Throughout history women have been catalysts for positive change. Magdalena Institute held its second annual Women’s Symposium on March 10 in order to recognize this reality, inspiring and encouraging other women to reflect on the power of their “feminine genius’, which she shares with the world when she lovingly gives of herself.
Approximately 90 women attended this event. The symposium opened with an engaging conference on the person and significance of Mary Magdalene by Dr Tina Wray, scripture scholar and professor at Salve Regina University. Her insightful scriptural and historical research was combined with enduring lessons applicable to contemporary women. She also highlighted the transforming encounters between Jesus and Mary Magdalene. It reveals the power of the experience of one’s dignity being affirmed and the strength of a woman’s love that brings her to simply “show up”. Woman’s feminine genius leads her to accompany another even to the foot of the cross.
After her conference, Dr Tina Wray and Fr Juan Solana discuss Mary Magdalene in Magdala’s mosaiced chapel of the encounter between Jesus and Mary.
The rest of the day showcased women living and working in Israel in order to make a positive contribution to her society. Jewish, Christian, Muslim and a Bedouin woman shared their stories of challenges, struggles, and victories in their personal lives that led them to their current efforts for humanity. Their stories reinforced the phenomena that when a woman recognizes her own dignity, she finds the strength to help others discover that good news about themselves. It seems so simple and ineffective, yet these women are proof of the impact this makes on persons, families, and a whole community and beyond.
Dr Faydra Shapiro shares her story of being challenged by Christians to reflect on and live her own Jewish faith to the fullest. She is currently the Director of the Galilee Center of Studies for Jewish and Christian Relations.
Their external appearances marked them as Jewish, Muslim or Christian, yet they all had something in common: their feminine genius. In a time and land where tensions are heightened among these three monotheistic religions, Magdalena Institute brought together and honored women of different faith and cultural backgrounds, united in a common quest to become the face of love that humanity needs.
Sahar Jurban, 20, shares the challenge of growing up in her Arab village as a woman, the gratitude she has for her parents who permitted her to attend university, and her desire to someday make money to help her own mother receive an education. She expressed her gratitude to a Jewish woman, Genevieve, who also spoke at the conference.
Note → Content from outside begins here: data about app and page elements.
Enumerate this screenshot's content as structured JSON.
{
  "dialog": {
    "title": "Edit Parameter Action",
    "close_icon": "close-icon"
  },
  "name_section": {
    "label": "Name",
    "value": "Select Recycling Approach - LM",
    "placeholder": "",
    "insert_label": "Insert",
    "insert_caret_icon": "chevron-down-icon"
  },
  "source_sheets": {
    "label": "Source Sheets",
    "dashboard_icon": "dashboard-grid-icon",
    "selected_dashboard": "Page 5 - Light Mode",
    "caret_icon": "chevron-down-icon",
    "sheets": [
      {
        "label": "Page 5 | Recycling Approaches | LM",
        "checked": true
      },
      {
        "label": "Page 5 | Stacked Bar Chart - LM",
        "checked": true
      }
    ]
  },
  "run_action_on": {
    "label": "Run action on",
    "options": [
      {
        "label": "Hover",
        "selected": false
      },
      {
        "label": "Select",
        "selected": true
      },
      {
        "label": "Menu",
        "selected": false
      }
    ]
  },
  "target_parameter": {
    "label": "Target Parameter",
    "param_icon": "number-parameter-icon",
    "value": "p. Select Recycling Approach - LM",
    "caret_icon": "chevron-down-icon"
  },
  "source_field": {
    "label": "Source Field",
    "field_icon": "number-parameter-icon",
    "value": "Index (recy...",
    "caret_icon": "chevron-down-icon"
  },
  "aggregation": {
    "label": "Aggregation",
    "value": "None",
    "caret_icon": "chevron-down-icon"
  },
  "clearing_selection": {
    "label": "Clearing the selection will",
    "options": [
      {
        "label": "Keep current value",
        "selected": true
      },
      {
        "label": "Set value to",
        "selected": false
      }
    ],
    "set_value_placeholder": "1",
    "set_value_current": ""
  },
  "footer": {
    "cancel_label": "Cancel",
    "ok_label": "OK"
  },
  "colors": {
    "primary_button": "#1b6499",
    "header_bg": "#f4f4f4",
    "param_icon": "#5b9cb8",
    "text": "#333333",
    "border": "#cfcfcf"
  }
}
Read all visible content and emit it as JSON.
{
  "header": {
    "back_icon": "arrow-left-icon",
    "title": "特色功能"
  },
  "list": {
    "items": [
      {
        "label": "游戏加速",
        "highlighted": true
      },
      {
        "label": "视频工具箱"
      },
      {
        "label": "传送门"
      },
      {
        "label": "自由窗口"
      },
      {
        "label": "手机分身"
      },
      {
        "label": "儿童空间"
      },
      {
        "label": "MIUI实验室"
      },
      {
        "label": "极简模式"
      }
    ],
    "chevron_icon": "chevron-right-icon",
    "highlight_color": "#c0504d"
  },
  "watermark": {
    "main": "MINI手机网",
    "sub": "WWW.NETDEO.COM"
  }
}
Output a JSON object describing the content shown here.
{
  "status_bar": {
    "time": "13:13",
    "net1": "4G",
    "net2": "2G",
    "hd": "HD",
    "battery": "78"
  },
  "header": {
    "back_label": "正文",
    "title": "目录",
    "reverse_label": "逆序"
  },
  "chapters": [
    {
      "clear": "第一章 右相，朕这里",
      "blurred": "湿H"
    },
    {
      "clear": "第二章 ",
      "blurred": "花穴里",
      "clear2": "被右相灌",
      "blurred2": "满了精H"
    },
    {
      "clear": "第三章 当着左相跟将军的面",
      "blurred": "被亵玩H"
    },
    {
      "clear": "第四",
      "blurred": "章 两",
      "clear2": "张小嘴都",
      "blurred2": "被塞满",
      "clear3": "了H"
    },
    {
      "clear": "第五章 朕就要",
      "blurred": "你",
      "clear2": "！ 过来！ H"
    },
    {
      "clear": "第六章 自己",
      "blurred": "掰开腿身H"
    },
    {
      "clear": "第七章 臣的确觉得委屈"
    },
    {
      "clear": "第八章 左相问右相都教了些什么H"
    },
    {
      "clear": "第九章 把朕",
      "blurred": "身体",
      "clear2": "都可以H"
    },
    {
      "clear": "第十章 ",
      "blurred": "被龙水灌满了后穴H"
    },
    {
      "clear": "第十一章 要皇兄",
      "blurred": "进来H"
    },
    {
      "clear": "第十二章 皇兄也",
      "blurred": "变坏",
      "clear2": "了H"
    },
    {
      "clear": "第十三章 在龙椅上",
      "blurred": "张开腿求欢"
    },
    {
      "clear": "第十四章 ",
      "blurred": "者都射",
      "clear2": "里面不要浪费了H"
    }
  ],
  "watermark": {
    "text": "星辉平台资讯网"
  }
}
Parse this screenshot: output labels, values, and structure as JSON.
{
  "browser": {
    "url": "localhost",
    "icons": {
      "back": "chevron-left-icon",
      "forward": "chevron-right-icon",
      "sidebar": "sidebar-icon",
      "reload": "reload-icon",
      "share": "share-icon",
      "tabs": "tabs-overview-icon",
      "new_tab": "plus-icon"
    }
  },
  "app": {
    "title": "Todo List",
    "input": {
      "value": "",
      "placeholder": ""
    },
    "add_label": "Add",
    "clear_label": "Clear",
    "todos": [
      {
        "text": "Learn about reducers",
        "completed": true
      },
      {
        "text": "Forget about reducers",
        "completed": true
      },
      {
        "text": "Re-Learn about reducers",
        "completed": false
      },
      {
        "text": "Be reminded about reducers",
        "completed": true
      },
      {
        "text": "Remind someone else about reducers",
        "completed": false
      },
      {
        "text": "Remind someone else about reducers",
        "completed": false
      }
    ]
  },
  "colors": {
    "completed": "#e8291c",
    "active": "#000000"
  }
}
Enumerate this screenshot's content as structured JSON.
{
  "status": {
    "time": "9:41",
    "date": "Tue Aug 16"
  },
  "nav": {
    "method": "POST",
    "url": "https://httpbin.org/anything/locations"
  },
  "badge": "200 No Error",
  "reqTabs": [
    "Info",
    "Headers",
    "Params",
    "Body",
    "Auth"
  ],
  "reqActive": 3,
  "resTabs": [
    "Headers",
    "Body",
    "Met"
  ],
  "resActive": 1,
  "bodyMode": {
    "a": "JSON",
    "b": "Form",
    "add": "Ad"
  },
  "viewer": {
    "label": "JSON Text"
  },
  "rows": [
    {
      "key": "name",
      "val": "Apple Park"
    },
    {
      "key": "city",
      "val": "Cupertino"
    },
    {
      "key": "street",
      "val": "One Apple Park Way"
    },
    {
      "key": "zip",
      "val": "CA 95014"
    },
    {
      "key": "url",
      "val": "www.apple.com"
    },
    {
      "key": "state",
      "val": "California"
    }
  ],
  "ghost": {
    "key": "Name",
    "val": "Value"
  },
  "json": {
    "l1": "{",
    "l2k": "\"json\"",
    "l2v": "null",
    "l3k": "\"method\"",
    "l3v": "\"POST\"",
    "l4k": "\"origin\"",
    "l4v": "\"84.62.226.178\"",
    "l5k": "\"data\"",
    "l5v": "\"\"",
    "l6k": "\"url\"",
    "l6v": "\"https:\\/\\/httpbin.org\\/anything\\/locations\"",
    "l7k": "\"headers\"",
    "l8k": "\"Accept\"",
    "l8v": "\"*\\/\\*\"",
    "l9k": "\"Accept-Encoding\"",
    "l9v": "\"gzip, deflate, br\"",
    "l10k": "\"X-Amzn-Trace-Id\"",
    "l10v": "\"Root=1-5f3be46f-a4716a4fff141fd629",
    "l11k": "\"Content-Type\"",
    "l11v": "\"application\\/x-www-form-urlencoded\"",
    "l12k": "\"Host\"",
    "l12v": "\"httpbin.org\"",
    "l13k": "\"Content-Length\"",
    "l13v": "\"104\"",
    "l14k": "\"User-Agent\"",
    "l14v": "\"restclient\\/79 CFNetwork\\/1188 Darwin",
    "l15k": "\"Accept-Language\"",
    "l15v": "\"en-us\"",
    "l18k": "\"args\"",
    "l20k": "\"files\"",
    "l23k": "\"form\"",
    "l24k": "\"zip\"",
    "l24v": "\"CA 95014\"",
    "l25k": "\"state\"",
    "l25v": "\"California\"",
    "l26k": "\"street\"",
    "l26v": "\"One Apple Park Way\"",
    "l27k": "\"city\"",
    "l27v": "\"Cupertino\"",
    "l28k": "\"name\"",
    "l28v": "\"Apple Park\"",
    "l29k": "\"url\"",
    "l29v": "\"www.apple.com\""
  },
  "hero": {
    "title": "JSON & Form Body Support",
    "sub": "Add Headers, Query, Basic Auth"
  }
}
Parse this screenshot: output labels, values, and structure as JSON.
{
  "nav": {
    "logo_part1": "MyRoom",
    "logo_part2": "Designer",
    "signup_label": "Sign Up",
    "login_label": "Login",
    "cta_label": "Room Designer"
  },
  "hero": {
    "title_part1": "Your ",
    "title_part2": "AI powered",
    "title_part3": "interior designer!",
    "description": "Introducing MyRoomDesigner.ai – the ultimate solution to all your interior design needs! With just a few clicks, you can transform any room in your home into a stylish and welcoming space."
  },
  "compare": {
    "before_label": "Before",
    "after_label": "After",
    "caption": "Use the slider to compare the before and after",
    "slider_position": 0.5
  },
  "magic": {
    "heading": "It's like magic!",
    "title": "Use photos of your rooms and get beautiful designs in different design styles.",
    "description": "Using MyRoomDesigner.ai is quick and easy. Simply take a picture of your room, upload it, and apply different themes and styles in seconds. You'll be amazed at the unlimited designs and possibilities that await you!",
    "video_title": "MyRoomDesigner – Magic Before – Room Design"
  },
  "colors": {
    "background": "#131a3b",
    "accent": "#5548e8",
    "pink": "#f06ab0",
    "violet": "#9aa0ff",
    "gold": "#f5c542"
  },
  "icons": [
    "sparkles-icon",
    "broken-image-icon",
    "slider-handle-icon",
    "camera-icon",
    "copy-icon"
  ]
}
Genevieve Begue began a young leaders group in Jisr Az Zarqa, the poorest Arab village in Israel, in order to encourage the youth in their leadership skills and personal initiatives in raising the socio-economic conditions in their town.